The EESC issues between 160 and 190 opinions and information reports a year.
It also organises several annual initiatives and events with a focus on civil society and citizens’ participation such as the Civil Society Prize, the Civil Society Days, the Your Europe, Your Say youth plenary and the ECI Day.
The EESC brings together representatives from all areas of organised civil society, who give their independent advice on EU policies and legislation. The EESC's326 Members are organised into three groups: Employers, Workers and Various Interests.
The EESC has six sections, specialising in concrete topics of relevance to the citizens of the European Union, ranging from social to economic affairs, energy, environment, external relations or the internal market.
believes that income and wealth inequalities in the EU have become economic and social challenges that should be addressed with appropriate measures at national level and with the support of EU-level action;
thinks that a well-functioning system of social transfers and social assistance is needed. Fiscal redistribution should complement the gaps in the market system. Public assets should be developed as a means of addressing inequalities. Fiscal income should be shifted from labour-based taxation towards a more wealth-based one;
believes that intensive economic growth is key to reducing poverty and wealth inequalities. This should be promoted through better use of the Structural and Cohesion Funds, encouraging entrepreneurship, protecting competition, programmes to support SMEs and the implementation of policies to prevent discrimination of women and people in disadvantaged situations;

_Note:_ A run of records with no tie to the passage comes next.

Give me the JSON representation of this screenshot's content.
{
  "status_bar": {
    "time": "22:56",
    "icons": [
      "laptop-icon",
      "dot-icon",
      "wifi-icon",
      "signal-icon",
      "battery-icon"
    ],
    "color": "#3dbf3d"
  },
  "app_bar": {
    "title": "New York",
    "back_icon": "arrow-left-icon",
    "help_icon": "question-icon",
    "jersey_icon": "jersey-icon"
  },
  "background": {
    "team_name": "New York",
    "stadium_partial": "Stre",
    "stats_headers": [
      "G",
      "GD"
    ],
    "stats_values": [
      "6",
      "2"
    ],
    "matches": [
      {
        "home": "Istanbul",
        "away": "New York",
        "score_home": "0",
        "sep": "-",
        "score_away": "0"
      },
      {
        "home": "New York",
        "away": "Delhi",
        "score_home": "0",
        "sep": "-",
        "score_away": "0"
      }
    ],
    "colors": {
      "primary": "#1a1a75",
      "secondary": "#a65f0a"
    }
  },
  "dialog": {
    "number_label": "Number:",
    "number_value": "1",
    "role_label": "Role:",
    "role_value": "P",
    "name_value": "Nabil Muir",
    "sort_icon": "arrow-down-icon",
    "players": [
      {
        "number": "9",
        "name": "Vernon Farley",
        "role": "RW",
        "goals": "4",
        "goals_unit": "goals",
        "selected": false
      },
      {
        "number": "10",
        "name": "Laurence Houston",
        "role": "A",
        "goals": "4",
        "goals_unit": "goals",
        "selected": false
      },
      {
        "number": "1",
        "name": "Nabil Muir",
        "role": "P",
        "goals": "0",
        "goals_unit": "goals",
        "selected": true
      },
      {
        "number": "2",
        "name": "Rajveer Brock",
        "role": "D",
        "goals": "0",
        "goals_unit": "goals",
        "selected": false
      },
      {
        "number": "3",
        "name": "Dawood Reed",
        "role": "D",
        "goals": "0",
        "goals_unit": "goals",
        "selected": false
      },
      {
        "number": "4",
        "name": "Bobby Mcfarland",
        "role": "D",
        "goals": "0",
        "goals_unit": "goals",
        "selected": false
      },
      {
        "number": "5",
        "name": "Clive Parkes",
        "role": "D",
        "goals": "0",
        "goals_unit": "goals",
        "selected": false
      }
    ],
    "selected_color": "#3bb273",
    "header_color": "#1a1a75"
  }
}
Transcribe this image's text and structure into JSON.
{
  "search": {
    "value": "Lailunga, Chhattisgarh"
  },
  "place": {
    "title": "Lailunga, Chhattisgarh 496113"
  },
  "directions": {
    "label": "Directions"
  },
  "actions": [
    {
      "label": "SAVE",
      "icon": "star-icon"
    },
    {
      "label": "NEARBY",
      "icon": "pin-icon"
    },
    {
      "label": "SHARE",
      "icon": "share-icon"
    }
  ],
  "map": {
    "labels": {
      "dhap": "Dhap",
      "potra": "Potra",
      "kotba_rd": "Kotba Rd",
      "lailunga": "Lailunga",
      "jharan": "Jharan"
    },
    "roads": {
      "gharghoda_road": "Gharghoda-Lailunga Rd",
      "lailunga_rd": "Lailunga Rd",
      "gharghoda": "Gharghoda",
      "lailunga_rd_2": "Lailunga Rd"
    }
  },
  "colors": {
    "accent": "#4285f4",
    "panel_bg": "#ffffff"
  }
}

recommends framing policies at European level to promote more inclusive growth using an integrated approach. The European Pillar of Social Rights should be tied much more closely in with the European Semester and the Europe 2020 strategy;
points to the need for targeted labour-market measures focussed on promotion of employment and labour force protection. It is very important to have minimum social standards that guarantee decent pay and working conditions. The accent should be placed on facilitating transitions in working life and guaranteeing common labour and social rights;
recommends that a transparent mechanism be put in place to systematically monitor and consolidate data on all income and wealth. The establishment of a register of corporate shareholders at European level would have an important role to play here.